**WORK REQUIRED**
Repeat all the records, precisely as given.
═════ DATA EXTRACT ═════
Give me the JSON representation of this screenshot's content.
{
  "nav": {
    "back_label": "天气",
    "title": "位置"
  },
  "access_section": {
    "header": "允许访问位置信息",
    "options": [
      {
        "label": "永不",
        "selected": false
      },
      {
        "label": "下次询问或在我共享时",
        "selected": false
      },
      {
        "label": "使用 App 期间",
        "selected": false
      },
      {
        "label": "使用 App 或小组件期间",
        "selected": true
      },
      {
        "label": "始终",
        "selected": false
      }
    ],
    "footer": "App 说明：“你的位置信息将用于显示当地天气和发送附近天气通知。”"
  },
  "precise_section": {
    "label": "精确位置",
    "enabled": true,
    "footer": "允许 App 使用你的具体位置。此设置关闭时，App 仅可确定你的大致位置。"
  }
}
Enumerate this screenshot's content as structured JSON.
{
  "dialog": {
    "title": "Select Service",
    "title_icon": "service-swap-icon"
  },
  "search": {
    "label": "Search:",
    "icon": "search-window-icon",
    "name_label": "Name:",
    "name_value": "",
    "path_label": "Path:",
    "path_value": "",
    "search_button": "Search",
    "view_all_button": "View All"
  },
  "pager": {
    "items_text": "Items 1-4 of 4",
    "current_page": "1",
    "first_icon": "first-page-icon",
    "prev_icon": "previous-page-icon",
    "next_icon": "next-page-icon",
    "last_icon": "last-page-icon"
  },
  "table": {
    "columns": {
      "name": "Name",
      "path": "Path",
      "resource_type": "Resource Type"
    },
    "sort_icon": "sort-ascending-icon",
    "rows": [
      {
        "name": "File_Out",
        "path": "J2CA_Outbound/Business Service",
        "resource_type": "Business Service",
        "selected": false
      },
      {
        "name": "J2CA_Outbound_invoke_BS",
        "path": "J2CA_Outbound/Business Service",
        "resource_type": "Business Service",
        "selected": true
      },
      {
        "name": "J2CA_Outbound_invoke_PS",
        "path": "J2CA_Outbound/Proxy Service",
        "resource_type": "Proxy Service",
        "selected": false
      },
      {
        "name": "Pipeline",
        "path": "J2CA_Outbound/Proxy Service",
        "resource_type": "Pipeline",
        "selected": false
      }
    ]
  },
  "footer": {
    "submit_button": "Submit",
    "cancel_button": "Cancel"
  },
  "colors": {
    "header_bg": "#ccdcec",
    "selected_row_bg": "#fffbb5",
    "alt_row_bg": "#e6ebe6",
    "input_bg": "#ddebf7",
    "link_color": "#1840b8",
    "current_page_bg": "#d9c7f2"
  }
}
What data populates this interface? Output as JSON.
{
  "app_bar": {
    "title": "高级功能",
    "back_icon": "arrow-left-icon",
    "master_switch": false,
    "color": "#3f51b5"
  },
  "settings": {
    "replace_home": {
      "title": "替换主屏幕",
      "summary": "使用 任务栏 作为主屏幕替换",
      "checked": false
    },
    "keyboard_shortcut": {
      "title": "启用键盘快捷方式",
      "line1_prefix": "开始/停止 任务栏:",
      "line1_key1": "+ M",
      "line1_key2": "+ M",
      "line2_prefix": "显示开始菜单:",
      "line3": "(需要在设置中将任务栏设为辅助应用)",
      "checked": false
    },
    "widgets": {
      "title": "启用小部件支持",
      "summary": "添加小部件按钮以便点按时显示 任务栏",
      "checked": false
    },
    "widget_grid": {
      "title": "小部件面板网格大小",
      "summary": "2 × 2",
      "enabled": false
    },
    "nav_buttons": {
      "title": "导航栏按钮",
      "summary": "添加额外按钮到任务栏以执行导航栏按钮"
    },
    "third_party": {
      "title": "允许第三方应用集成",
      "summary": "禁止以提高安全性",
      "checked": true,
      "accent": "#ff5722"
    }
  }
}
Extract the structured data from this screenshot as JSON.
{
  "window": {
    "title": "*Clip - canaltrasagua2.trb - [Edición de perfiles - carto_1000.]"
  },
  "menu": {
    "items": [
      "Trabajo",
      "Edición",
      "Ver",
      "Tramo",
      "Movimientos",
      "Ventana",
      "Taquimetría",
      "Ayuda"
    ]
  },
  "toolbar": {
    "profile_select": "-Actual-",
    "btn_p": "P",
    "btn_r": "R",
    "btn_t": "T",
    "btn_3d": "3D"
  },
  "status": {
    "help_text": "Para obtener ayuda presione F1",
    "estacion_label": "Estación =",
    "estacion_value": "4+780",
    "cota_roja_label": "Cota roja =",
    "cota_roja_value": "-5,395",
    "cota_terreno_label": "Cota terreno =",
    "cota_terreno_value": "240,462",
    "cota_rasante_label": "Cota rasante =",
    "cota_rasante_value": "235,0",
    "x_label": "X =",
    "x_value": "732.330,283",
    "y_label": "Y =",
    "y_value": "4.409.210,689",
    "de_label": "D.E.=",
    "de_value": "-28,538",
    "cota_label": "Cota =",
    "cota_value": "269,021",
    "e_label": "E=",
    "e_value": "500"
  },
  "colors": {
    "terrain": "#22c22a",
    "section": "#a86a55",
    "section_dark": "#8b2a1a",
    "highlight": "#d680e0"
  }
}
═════
**RESULT BELOW**
Give me the JSON representation of this screenshot's content.
{
  "nav": {
    "back_label": "天气",
    "title": "位置"
  },
  "access_section": {
    "header": "允许访问位置信息",
    "options": [
      {
        "label": "永不",
        "selected": false
      },
      {
        "label": "下次询问或在我共享时",
        "selected": false
      },
      {
        "label": "使用 App 期间",
        "selected": false
      },
      {
        "label": "使用 App 或小组件期间",
        "selected": true
      },
      {
        "label": "始终",
        "selected": false
      }
    ],
    "footer": "App 说明：“你的位置信息将用于显示当地天气和发送附近天气通知。”"
  },
  "precise_section": {
    "label": "精确位置",
    "enabled": true,
    "footer": "允许 App 使用你的具体位置。此设置关闭时，App 仅可确定你的大致位置。"
  }
}
Enumerate this screenshot's content as structured JSON.
{
  "dialog": {
    "title": "Select Service",
    "title_icon": "service-swap-icon"
  },
  "search": {
    "label": "Search:",
    "icon": "search-window-icon",
    "name_label": "Name:",
    "name_value": "",
    "path_label": "Path:",
    "path_value": "",
    "search_button": "Search",
    "view_all_button": "View All"
  },
  "pager": {
    "items_text": "Items 1-4 of 4",
    "current_page": "1",
    "first_icon": "first-page-icon",
    "prev_icon": "previous-page-icon",
    "next_icon": "next-page-icon",
    "last_icon": "last-page-icon"
  },
  "table": {
    "columns": {
      "name": "Name",
      "path": "Path",
      "resource_type": "Resource Type"
    },
    "sort_icon": "sort-ascending-icon",
    "rows": [
      {
        "name": "File_Out",
        "path": "J2CA_Outbound/Business Service",
        "resource_type": "Business Service",
        "selected": false
      },
      {
        "name": "J2CA_Outbound_invoke_BS",
        "path": "J2CA_Outbound/Business Service",
        "resource_type": "Business Service",
        "selected": true
      },
      {
        "name": "J2CA_Outbound_invoke_PS",
        "path": "J2CA_Outbound/Proxy Service",
        "resource_type": "Proxy Service",
        "selected": false
      },
      {
        "name": "Pipeline",
        "path": "J2CA_Outbound/Proxy Service",
        "resource_type": "Pipeline",
        "selected": false
      }
    ]
  },
  "footer": {
    "submit_button": "Submit",
    "cancel_button": "Cancel"
  },
  "colors": {
    "header_bg": "#ccdcec",
    "selected_row_bg": "#fffbb5",
    "alt_row_bg": "#e6ebe6",
    "input_bg": "#ddebf7",
    "link_color": "#1840b8",
    "current_page_bg": "#d9c7f2"
  }
}
What data populates this interface? Output as JSON.
{
  "app_bar": {
    "title": "高级功能",
    "back_icon": "arrow-left-icon",
    "master_switch": false,
    "color": "#3f51b5"
  },
  "settings": {
    "replace_home": {
      "title": "替换主屏幕",
      "summary": "使用 任务栏 作为主屏幕替换",
      "checked": false
    },
    "keyboard_shortcut": {
      "title": "启用键盘快捷方式",
      "line1_prefix": "开始/停止 任务栏:",
      "line1_key1": "+ M",
      "line1_key2": "+ M",
      "line2_prefix": "显示开始菜单:",
      "line3": "(需要在设置中将任务栏设为辅助应用)",
      "checked": false
    },
    "widgets": {
      "title": "启用小部件支持",
      "summary": "添加小部件按钮以便点按时显示 任务栏",
      "checked": false
    },
    "widget_grid": {
      "title": "小部件面板网格大小",
      "summary": "2 × 2",
      "enabled": false
    },
    "nav_buttons": {
      "title": "导航栏按钮",
      "summary": "添加额外按钮到任务栏以执行导航栏按钮"
    },
    "third_party": {
      "title": "允许第三方应用集成",
      "summary": "禁止以提高安全性",
      "checked": true,
      "accent": "#ff5722"
    }
  }
}
Extract the structured data from this screenshot as JSON.
{
  "window": {
    "title": "*Clip - canaltrasagua2.trb - [Edición de perfiles - carto_1000.]"
  },
  "menu": {
    "items": [
      "Trabajo",
      "Edición",
      "Ver",
      "Tramo",
      "Movimientos",
      "Ventana",
      "Taquimetría",
      "Ayuda"
    ]
  },
  "toolbar": {
    "profile_select": "-Actual-",
    "btn_p": "P",
    "btn_r": "R",
    "btn_t": "T",
    "btn_3d": "3D"
  },
  "status": {
    "help_text": "Para obtener ayuda presione F1",
    "estacion_label": "Estación =",
    "estacion_value": "4+780",
    "cota_roja_label": "Cota roja =",
    "cota_roja_value": "-5,395",
    "cota_terreno_label": "Cota terreno =",
    "cota_terreno_value": "240,462",
    "cota_rasante_label": "Cota rasante =",
    "cota_rasante_value": "235,0",
    "x_label": "X =",
    "x_value": "732.330,283",
    "y_label": "Y =",
    "y_value": "4.409.210,689",
    "de_label": "D.E.=",
    "de_value": "-28,538",
    "cota_label": "Cota =",
    "cota_value": "269,021",
    "e_label": "E=",
    "e_value": "500"
  },
  "colors": {
    "terrain": "#22c22a",
    "section": "#a86a55",
    "section_dark": "#8b2a1a",
    "highlight": "#d680e0"
  }
}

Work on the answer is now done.